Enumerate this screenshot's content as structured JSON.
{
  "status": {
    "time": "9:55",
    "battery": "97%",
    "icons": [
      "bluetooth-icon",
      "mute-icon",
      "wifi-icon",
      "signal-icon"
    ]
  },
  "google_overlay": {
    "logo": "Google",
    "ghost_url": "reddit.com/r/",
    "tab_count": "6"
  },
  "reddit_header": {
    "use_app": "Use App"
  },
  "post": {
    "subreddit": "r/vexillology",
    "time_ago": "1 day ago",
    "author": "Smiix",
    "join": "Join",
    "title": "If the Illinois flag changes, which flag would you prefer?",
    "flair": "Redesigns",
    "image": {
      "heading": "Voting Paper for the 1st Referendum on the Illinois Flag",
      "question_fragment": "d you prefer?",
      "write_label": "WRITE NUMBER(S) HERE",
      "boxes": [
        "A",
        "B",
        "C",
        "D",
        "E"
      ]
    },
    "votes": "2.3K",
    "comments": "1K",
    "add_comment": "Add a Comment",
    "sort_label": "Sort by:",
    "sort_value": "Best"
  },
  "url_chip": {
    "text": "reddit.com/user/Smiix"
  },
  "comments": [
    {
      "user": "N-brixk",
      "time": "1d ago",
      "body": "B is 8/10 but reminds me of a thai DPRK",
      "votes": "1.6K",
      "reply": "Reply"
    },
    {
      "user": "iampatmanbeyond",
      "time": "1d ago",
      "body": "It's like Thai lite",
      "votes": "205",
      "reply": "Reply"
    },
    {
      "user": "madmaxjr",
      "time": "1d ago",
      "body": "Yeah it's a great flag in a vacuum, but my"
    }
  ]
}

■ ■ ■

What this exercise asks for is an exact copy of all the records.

> _Task response_
Enumerate this screenshot's content as structured JSON.
{
  "status": {
    "time": "9:55",
    "battery": "97%",
    "icons": [
      "bluetooth-icon",
      "mute-icon",
      "wifi-icon",
      "signal-icon"
    ]
  },
  "google_overlay": {
    "logo": "Google",
    "ghost_url": "reddit.com/r/",
    "tab_count": "6"
  },
  "reddit_header": {
    "use_app": "Use App"
  },
  "post": {
    "subreddit": "r/vexillology",
    "time_ago": "1 day ago",
    "author": "Smiix",
    "join": "Join",
    "title": "If the Illinois flag changes, which flag would you prefer?",
    "flair": "Redesigns",
    "image": {
      "heading": "Voting Paper for the 1st Referendum on the Illinois Flag",
      "question_fragment": "d you prefer?",
      "write_label": "WRITE NUMBER(S) HERE",
      "boxes": [
        "A",
        "B",
        "C",
        "D",
        "E"
      ]
    },
    "votes": "2.3K",
    "comments": "1K",
    "add_comment": "Add a Comment",
    "sort_label": "Sort by:",
    "sort_value": "Best"
  },
  "url_chip": {
    "text": "reddit.com/user/Smiix"
  },
  "comments": [
    {
      "user": "N-brixk",
      "time": "1d ago",
      "body": "B is 8/10 but reminds me of a thai DPRK",
      "votes": "1.6K",
      "reply": "Reply"
    },
    {
      "user": "iampatmanbeyond",
      "time": "1d ago",
      "body": "It's like Thai lite",
      "votes": "205",
      "reply": "Reply"
    },
    {
      "user": "madmaxjr",
      "time": "1d ago",
      "body": "Yeah it's a great flag in a vacuum, but my"
    }
  ]
}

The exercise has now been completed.